Millions of barbeques nationwide are being ignited this Fourth of July.
There's a green way to go about it, reducing toxic emissions, improving air quality and saving money, according to the Pima County Department of Environmental Quality.
"Summertime barbecues can be less polluting and better for your health by using propane or natural gas, charcoal chimneys instead of charcoal lighter fluid, non-toxic grill cleaners, and reusable plates, cutlery and napkins," the agency writes. "And by using these items, you will save greenbacks, too."
Greater Tucson "is very close to violating the new and more stringent U.S. Environmental Protection Agency's ground-level ozone standard," a release said.
"Elevated levels of ground-level ozone (as opposed to the protective ozone layer) can cause health problems in thousands of people in our community, including the elderly, people with lung and heart disease, active children, and adults who work or exercise outdoors," it continued.
Firing up the BBQ by using propane or natural gas instead of charcoal briquettes reduces air pollution. "If charcoal is your choice, eliminate the use of charcoal lighter fluid," which emits "volatile organic compounds through evaporation and as the fluid-soaked charcoal burns. These VOCs contribute to the formation of ground-level ozone when they mix with other air pollutants in the presence of sunlight."
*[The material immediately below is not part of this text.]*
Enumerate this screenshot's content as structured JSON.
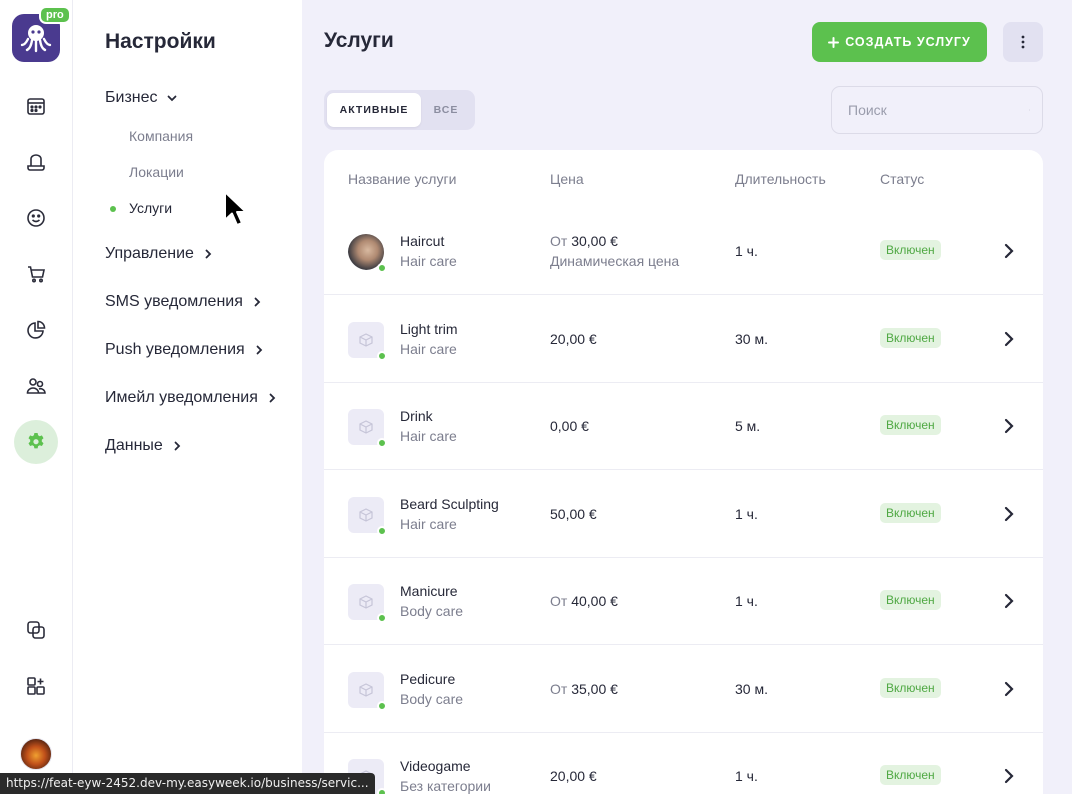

Lighter fluid may leave a residue of toxic chemicals on grilled food, the release continued. "The best alternative to lighter fluid is a charcoal chimney, which works very effectively, lasts for years, and emits no VOCs into the air. In addition, charcoal chimneys eliminate the need for buying lighter fluid and storing a hazardous material like flammable lighter fluid at home."